The Ford Mustang Debut in 1964
On April 17th, 1964 at the World's Fair in Flushing Meadows, New York - Henry Ford II unveiled the Ford Mustang. At the exact same time, the Mustang also showed up in dealerships around the country and were an immediate hit. "In the Mustang, Ford actually has created three cars in one," according to Lee A. Iacocca, Ford Motor Company vice president and Ford Division general manager at the time. "Starting with the economical, fun-to-drive basic Mustang, the buyer may select options to give him a sports car for street or competition use or a luxury car geared to either economy or performance." The Pony Car was born, and with it competitors such as GM's Chevy Camaro, AMC's Javelin, Chrysler's revamped Barracudas and the Dodge Challenger soon followed.
The first Mustang wasn't very fast, but its impact was significant. The Ford Mustang was a reasonably priced alternative to the Thunderbird. "We believe the Mustang represents a new dimension in American motoring at a time when new and old generations of car-lovers alike have come full circle to an appreciation of the automobile for its own sake," said Mr. Iacocca. "It offers a combination of driving fun, roominess and style that permits the Mustang buyer to make of the car almost anything he desires -- all at a low initial cost."
The Mustang name is rumored to have originated from Ford designer John Najjar, who was a huge fan of the World War II P-51 Mustang. Another view was that Robert J. Eggert, Ford Division market research manager came up with the Mustang name. Eggert was a breeder of quarterhorses and received a birthday present from his wife of the book, The Mustangs by J. Frank Dobie in 1960. In any event, the name stuck. The Mustang was here.
The 1965 Mustang won the Tiffany Gold Medal for excellence in American design, the first automobile ever to do so. And the Mustang was on the Car and Driver Ten Best list in 1983, 1987, 1988, 2005, 2006, and 2011. It won the Motor Trend Car of the Year award in 1974 and 1994.
It wasn't all glorious though, around 25 years ago Ford almost gave up on the Pony because of poor sales and a soft performance car market. Fans demanded they keep focusing on it, which they did. To this day over 9 million Mustangs have been sold.
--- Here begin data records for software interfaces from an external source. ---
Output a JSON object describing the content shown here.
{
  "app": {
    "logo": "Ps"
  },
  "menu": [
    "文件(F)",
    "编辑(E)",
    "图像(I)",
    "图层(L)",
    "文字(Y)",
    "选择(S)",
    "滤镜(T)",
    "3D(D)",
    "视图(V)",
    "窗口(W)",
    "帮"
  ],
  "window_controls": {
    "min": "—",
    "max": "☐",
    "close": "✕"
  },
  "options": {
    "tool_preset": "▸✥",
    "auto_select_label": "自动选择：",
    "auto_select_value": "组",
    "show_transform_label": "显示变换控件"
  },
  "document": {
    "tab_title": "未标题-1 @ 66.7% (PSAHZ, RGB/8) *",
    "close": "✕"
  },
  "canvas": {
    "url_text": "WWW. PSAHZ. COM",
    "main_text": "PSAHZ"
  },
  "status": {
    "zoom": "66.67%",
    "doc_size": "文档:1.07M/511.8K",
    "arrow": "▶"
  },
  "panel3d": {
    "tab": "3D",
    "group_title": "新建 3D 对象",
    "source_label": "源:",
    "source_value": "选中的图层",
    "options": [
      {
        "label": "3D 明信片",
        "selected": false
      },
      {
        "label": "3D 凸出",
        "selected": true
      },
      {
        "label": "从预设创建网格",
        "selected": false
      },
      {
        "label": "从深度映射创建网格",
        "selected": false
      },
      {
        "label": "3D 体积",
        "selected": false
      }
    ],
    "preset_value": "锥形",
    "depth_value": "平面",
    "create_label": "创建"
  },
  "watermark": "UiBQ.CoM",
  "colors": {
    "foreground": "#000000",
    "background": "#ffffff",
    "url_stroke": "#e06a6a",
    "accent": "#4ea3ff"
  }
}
Click here to see just about every Mustang ever made - yeah, seriously.